Task -
Please count the lines below that hold the word "hashtag" and give the count without any other text.
START Information supplied
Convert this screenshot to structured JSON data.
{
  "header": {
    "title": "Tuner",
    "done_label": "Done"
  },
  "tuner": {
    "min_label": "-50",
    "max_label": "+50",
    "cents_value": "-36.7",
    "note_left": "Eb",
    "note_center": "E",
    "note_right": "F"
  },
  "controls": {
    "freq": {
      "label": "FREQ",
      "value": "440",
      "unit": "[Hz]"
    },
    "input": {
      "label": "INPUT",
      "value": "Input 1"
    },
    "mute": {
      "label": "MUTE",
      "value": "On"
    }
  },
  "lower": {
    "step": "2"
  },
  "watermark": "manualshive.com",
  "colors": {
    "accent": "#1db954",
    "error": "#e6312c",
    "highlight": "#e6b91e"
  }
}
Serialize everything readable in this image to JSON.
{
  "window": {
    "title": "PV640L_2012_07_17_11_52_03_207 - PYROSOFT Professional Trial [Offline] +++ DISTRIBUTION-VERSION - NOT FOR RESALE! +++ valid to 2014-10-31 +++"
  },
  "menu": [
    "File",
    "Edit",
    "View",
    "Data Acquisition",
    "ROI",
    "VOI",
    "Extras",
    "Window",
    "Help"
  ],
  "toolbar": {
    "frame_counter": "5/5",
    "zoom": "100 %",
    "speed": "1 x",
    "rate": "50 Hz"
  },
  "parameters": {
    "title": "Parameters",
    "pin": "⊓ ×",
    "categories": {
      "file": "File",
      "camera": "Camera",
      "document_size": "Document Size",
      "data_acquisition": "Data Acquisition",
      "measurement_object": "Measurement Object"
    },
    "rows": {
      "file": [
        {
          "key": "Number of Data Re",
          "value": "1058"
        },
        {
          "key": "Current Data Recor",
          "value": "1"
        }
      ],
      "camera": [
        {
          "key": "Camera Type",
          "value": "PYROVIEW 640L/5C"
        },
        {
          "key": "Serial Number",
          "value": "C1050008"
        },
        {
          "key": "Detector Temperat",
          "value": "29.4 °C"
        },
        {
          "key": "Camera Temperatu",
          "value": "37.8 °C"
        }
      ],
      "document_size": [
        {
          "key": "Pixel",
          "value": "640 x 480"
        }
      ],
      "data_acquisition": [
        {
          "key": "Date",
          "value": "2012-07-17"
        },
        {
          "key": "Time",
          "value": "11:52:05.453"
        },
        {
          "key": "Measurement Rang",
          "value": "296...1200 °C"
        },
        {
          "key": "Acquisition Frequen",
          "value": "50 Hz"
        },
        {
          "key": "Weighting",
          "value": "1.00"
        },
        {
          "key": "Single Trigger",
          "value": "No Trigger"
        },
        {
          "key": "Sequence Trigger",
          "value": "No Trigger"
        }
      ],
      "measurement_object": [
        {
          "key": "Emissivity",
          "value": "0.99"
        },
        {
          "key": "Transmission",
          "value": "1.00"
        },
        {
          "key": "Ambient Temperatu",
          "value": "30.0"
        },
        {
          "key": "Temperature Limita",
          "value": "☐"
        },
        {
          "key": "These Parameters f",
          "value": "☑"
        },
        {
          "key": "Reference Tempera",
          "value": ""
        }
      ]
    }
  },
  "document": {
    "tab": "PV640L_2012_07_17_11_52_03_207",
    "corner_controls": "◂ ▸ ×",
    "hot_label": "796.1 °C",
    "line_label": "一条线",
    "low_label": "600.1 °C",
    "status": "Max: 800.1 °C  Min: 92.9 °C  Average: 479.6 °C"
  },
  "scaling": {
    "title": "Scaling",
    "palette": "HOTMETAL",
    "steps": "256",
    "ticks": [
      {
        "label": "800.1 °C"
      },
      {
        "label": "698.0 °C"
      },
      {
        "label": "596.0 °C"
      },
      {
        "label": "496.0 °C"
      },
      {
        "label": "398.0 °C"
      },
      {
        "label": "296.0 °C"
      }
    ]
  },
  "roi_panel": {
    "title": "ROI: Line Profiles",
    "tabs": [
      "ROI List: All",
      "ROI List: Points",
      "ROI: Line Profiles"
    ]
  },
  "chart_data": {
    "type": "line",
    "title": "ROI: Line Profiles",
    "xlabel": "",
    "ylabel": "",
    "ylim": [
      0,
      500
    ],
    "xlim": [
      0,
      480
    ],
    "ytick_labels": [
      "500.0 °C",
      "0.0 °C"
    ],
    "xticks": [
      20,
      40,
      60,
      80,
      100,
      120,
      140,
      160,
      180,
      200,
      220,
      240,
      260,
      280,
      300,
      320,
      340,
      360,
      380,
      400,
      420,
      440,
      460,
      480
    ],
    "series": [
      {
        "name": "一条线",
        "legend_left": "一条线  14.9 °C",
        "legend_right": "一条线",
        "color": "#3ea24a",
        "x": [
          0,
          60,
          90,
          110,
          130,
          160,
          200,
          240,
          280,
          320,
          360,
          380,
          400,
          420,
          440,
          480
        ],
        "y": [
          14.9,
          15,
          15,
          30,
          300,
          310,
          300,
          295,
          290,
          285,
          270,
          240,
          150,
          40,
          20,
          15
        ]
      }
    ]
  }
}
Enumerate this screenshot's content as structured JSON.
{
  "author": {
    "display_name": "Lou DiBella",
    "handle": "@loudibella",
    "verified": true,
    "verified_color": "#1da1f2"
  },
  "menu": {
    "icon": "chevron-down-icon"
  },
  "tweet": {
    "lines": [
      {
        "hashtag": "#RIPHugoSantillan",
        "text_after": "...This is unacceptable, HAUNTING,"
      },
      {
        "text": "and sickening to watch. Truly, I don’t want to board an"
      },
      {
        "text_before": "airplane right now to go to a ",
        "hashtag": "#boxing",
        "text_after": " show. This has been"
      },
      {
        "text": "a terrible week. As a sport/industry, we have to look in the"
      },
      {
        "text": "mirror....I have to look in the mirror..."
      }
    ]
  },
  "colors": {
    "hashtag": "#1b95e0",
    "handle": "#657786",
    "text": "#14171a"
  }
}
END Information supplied
Your solution -
3